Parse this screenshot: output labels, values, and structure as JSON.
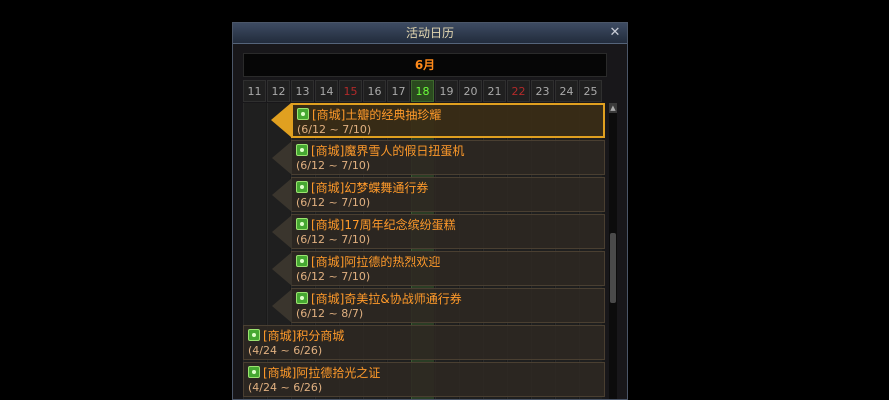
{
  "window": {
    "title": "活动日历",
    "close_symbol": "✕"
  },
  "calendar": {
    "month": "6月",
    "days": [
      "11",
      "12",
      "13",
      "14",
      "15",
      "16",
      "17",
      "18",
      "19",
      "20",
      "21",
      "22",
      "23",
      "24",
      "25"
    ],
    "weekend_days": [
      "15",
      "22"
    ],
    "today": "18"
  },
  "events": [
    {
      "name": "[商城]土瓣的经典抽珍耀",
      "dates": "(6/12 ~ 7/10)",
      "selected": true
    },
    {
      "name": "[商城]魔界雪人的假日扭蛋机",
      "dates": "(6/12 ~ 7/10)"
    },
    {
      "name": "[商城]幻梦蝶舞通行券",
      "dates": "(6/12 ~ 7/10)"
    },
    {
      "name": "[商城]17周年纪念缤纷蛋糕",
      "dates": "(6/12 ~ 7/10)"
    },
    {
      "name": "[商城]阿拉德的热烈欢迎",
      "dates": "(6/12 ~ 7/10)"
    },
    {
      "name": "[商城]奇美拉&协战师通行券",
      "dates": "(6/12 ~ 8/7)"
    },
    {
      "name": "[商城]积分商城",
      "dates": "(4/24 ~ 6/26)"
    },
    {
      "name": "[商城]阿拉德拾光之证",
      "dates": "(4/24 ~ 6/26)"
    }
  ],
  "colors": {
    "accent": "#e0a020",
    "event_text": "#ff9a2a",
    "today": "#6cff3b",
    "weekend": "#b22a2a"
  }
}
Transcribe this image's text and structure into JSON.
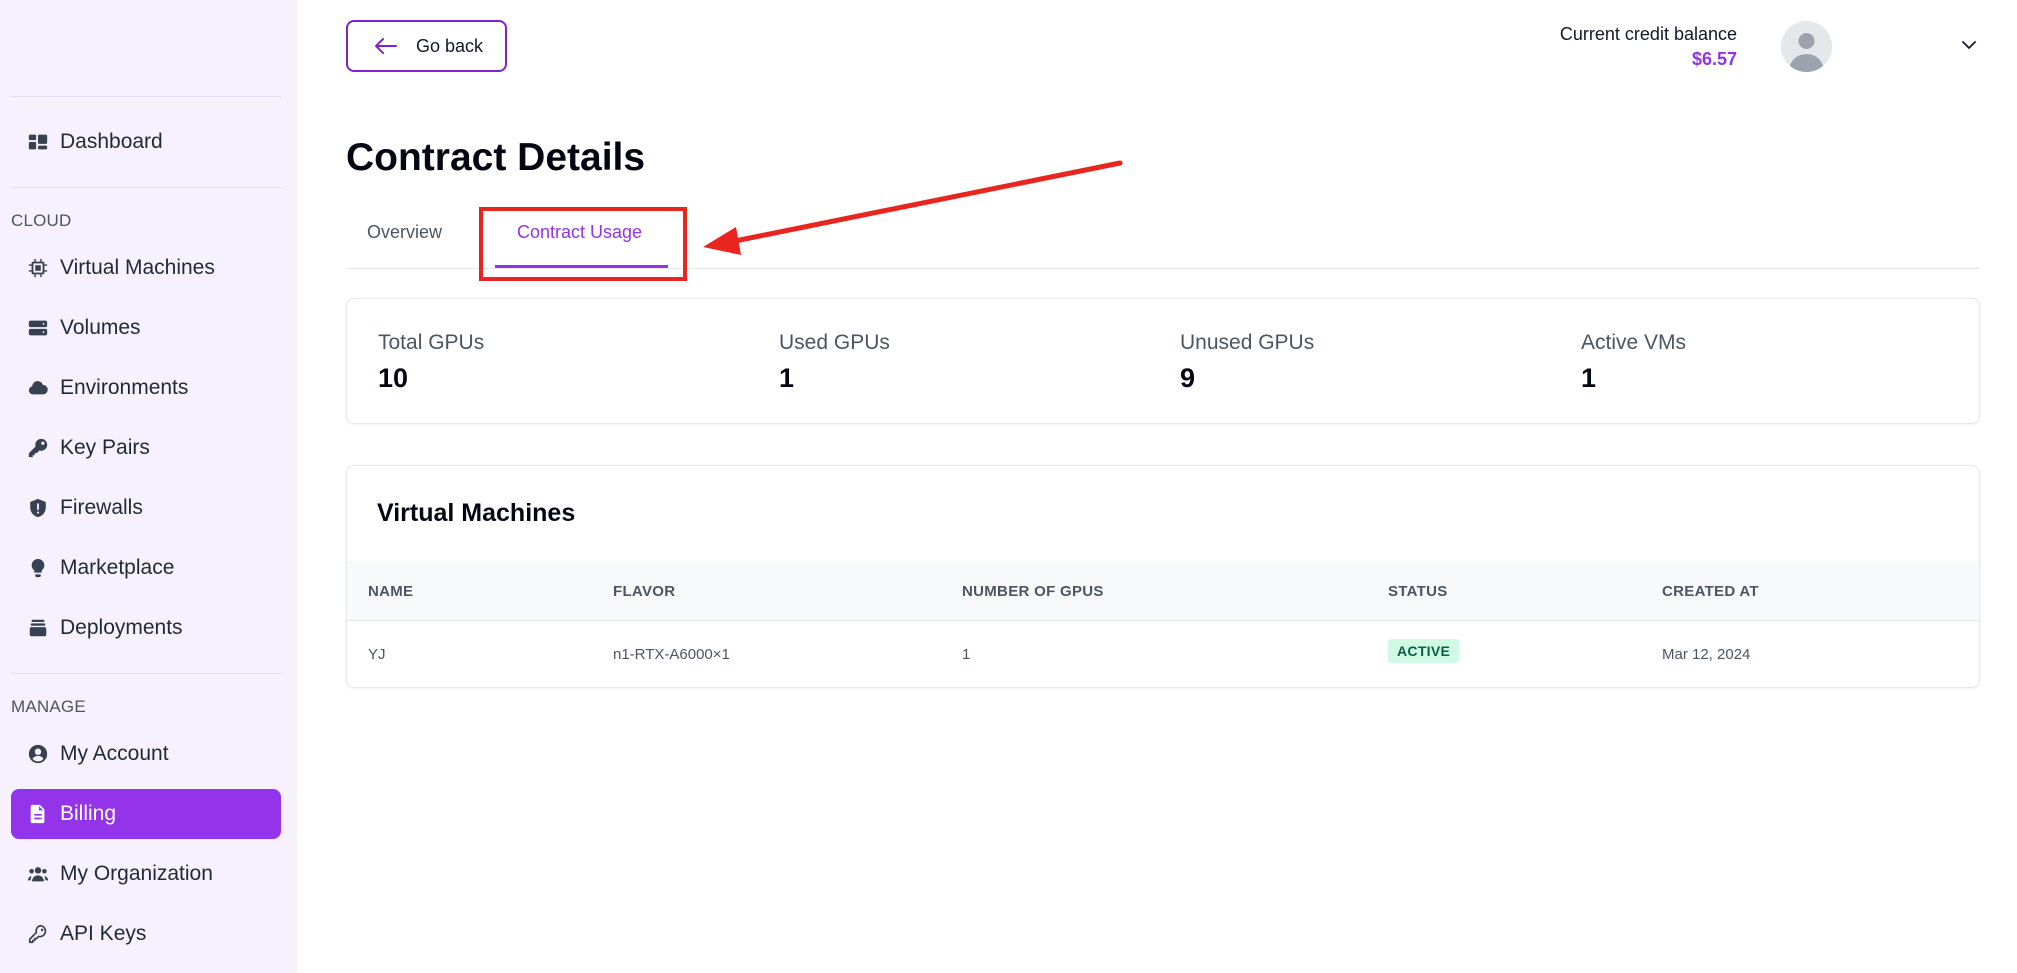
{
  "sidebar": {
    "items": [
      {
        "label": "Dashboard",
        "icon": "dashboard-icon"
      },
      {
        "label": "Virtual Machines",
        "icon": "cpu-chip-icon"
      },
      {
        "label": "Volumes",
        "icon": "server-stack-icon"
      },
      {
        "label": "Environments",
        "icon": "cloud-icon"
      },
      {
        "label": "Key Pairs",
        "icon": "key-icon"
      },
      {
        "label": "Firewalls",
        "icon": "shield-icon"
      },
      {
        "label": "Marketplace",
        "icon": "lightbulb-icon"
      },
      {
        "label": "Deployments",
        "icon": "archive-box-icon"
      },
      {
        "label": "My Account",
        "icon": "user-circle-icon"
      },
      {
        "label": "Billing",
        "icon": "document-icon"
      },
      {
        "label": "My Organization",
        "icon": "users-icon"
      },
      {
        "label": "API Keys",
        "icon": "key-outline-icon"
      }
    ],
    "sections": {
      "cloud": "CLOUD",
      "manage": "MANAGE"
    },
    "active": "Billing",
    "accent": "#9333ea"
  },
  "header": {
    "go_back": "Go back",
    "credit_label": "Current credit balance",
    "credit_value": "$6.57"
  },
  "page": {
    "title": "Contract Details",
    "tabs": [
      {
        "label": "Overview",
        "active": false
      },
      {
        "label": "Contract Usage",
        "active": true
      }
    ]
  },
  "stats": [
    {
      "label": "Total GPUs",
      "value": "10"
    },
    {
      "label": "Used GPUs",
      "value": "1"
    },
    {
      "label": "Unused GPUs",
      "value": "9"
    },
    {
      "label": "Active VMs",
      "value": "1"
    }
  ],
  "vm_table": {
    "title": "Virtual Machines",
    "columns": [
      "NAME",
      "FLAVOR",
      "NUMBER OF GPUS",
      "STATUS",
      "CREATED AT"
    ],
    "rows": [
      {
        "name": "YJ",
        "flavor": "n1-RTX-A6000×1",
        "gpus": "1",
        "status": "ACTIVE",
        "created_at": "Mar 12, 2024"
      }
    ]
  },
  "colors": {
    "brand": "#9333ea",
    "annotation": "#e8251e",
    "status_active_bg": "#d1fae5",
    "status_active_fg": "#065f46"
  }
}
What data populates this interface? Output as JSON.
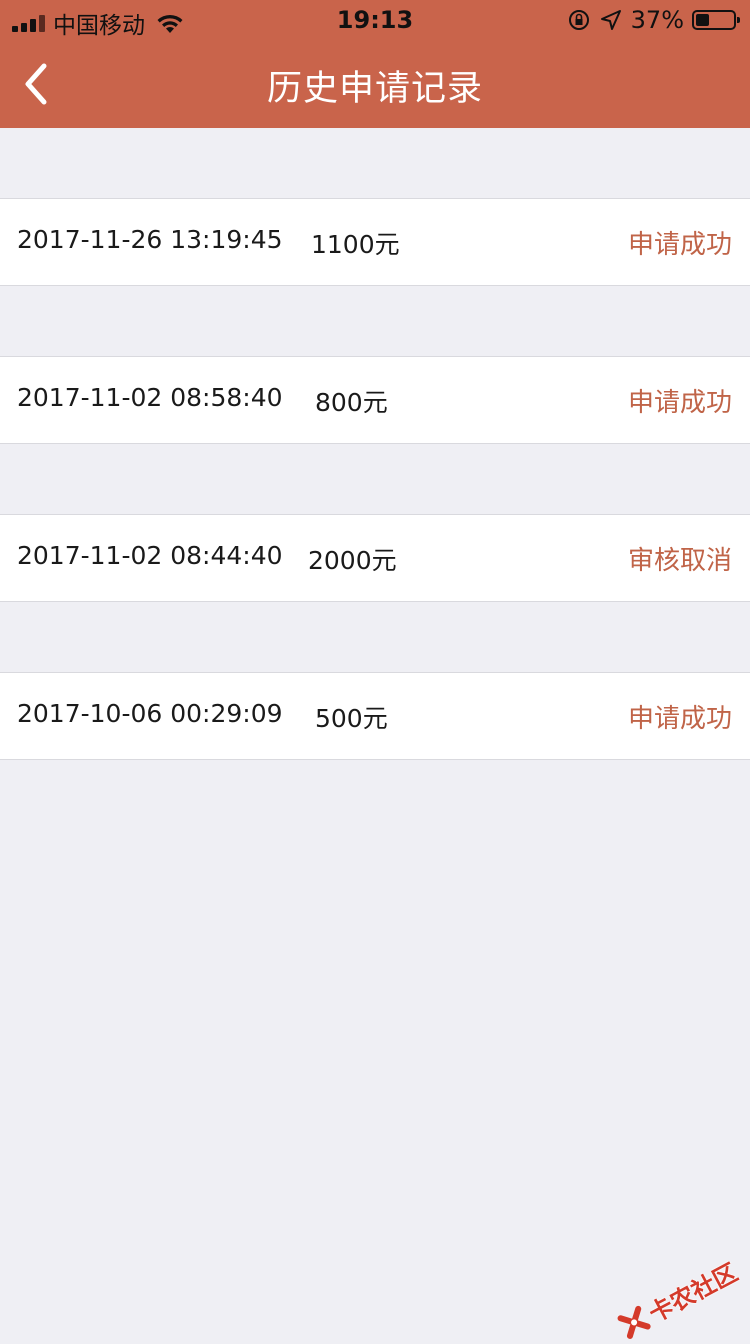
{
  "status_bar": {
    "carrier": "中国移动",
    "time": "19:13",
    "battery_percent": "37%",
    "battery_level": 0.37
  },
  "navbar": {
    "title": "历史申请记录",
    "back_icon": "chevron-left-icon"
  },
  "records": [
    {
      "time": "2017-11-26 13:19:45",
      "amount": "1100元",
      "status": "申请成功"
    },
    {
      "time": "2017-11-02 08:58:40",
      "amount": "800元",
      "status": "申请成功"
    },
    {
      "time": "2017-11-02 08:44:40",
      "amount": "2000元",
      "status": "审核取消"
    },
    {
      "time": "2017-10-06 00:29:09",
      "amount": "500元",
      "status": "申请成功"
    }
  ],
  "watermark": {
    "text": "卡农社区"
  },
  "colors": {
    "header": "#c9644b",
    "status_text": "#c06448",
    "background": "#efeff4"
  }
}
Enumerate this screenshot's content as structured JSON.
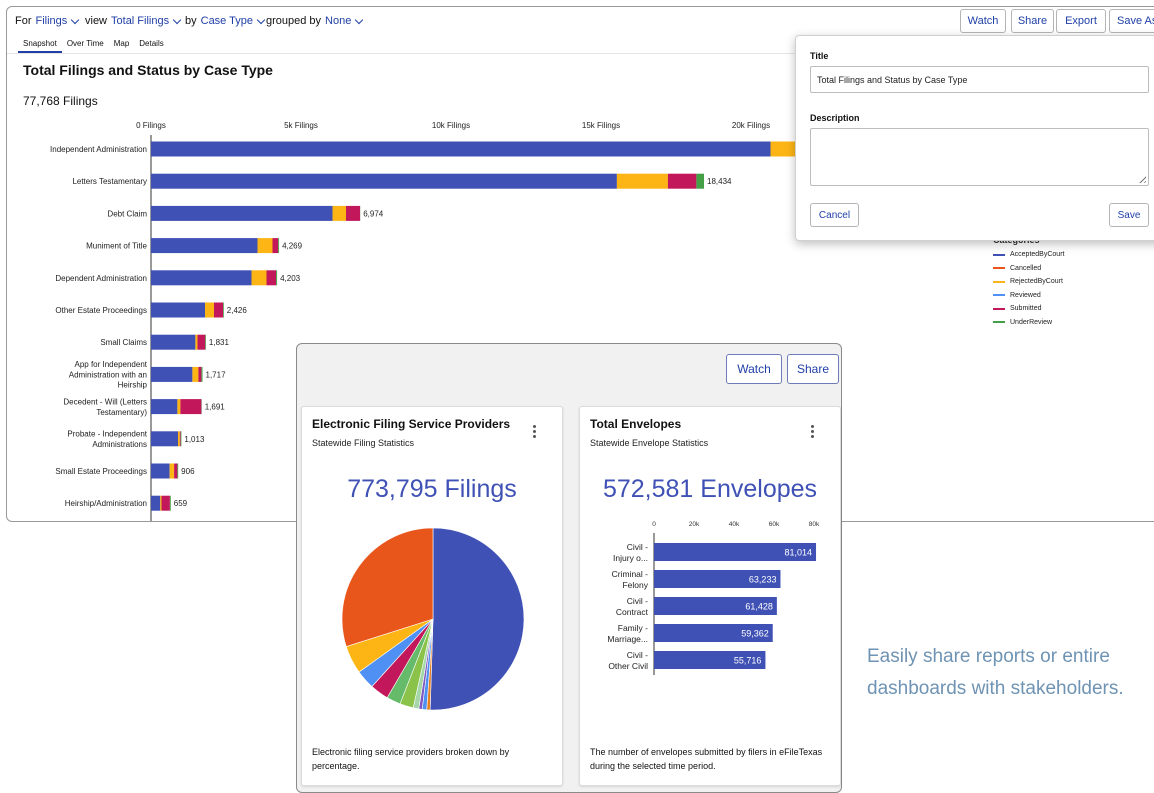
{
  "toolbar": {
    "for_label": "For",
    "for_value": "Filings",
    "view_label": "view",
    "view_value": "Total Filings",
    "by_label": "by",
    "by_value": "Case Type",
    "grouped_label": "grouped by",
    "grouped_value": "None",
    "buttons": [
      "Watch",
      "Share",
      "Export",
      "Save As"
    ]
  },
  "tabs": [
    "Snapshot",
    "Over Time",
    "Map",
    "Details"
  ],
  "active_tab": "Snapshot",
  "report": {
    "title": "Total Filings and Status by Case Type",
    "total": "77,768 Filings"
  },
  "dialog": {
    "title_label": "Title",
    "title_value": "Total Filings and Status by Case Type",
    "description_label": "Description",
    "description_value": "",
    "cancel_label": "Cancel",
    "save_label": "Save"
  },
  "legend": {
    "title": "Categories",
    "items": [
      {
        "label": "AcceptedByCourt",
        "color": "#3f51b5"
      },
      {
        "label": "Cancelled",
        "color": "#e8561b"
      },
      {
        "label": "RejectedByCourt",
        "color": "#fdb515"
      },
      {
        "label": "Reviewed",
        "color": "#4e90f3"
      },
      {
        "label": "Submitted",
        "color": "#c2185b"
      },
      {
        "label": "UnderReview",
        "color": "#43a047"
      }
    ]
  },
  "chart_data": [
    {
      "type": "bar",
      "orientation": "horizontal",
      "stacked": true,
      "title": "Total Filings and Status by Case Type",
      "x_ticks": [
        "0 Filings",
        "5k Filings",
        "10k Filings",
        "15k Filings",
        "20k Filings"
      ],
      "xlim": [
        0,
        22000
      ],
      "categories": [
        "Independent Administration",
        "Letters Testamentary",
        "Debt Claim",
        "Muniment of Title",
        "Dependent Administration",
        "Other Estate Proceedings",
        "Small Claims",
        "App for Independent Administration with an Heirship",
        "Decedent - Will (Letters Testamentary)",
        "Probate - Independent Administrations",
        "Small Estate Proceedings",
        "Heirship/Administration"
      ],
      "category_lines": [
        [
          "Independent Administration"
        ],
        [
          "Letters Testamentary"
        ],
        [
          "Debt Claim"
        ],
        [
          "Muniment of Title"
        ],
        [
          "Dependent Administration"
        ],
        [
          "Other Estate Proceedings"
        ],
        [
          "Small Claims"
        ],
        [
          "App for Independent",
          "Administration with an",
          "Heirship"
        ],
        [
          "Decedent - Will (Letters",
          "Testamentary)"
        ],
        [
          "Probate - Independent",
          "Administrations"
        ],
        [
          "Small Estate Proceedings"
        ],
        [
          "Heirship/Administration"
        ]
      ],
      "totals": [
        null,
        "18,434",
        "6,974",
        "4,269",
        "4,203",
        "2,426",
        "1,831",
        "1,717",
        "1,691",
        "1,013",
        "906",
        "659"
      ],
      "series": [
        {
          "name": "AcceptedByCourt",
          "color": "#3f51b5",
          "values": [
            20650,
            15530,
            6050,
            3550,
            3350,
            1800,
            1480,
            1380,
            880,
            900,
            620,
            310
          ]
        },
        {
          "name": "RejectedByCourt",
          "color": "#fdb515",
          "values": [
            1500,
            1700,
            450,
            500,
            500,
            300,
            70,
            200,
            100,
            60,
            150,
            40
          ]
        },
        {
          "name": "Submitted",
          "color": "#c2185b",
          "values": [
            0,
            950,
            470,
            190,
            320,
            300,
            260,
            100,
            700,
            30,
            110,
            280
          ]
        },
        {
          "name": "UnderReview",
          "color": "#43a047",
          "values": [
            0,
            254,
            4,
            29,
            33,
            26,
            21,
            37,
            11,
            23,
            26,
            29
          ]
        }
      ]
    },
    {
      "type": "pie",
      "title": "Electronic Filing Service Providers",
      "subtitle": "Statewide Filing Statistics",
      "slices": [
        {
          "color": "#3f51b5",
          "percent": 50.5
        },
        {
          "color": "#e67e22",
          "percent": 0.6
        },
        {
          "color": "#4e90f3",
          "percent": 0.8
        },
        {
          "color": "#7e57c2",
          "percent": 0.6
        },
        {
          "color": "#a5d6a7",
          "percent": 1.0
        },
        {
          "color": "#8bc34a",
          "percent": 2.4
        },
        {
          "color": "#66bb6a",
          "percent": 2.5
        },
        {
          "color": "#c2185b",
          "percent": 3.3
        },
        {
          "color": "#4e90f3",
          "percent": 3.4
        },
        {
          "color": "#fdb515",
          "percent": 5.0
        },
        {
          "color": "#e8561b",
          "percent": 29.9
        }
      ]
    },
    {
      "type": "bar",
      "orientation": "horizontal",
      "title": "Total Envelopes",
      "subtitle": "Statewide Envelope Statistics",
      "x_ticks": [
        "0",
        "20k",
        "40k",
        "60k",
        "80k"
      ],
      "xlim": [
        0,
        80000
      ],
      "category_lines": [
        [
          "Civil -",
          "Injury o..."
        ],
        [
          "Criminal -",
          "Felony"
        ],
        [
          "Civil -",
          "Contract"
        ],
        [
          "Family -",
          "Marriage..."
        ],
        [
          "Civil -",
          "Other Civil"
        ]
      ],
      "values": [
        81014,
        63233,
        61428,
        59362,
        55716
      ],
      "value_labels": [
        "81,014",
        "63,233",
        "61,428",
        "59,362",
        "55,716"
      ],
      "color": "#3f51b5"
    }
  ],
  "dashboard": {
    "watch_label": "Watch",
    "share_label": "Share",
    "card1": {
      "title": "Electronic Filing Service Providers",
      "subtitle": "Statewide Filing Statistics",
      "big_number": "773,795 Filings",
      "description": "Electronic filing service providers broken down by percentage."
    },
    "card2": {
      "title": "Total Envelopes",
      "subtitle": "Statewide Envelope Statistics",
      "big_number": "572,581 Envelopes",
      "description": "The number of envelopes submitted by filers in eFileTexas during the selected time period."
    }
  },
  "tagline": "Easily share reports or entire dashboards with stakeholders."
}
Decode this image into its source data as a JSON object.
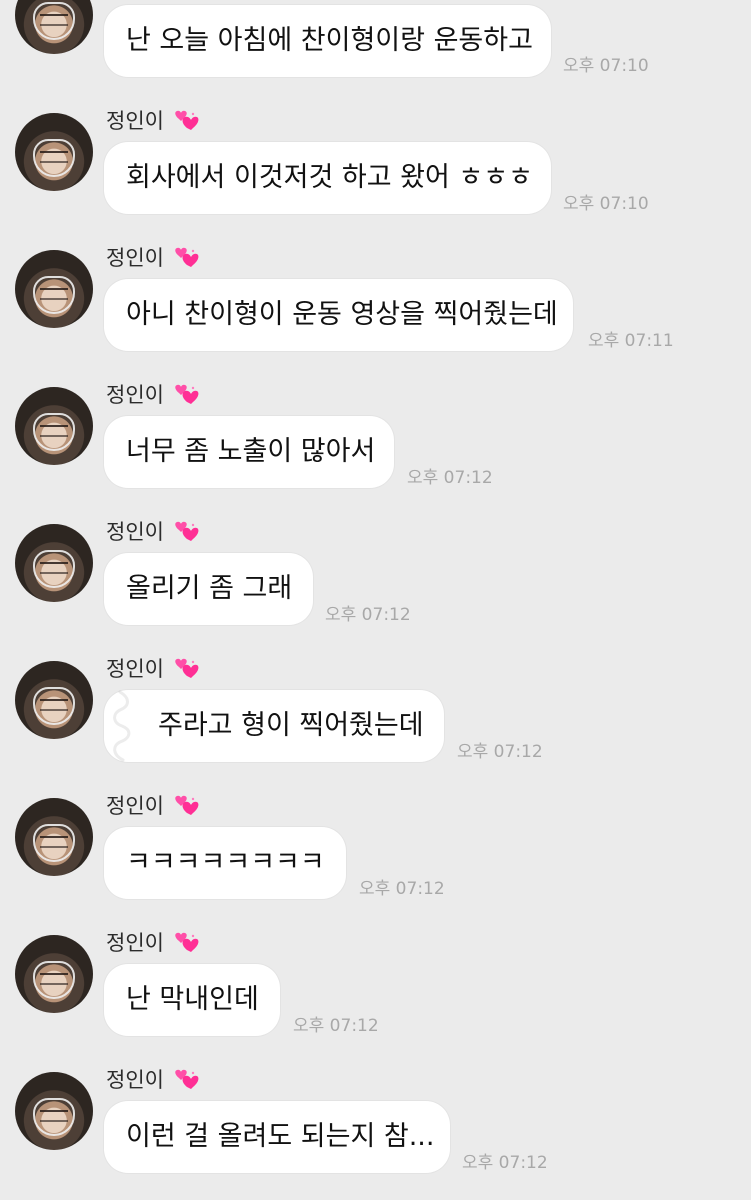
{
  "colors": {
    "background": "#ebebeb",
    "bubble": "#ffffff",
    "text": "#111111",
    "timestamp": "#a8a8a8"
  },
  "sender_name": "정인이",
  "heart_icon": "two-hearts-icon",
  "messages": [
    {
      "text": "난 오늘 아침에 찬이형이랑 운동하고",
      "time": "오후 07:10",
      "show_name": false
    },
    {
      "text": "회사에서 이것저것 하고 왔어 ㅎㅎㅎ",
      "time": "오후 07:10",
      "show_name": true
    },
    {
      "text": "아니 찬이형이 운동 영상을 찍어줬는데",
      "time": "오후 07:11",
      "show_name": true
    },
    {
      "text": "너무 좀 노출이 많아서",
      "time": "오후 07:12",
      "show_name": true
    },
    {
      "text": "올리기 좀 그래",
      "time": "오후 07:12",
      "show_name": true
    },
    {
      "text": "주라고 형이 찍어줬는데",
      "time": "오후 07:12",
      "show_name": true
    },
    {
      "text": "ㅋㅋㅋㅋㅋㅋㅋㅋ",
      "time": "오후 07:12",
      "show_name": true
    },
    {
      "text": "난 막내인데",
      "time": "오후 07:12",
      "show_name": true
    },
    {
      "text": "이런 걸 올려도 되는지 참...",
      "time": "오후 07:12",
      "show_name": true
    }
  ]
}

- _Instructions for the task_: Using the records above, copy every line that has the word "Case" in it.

- _Result of the exercise_:
    "by_value": "Case Type",
    "title": "Total Filings and Status by Case Type",
    "title_value": "Total Filings and Status by Case Type",
      "title": "Total Filings and Status by Case Type",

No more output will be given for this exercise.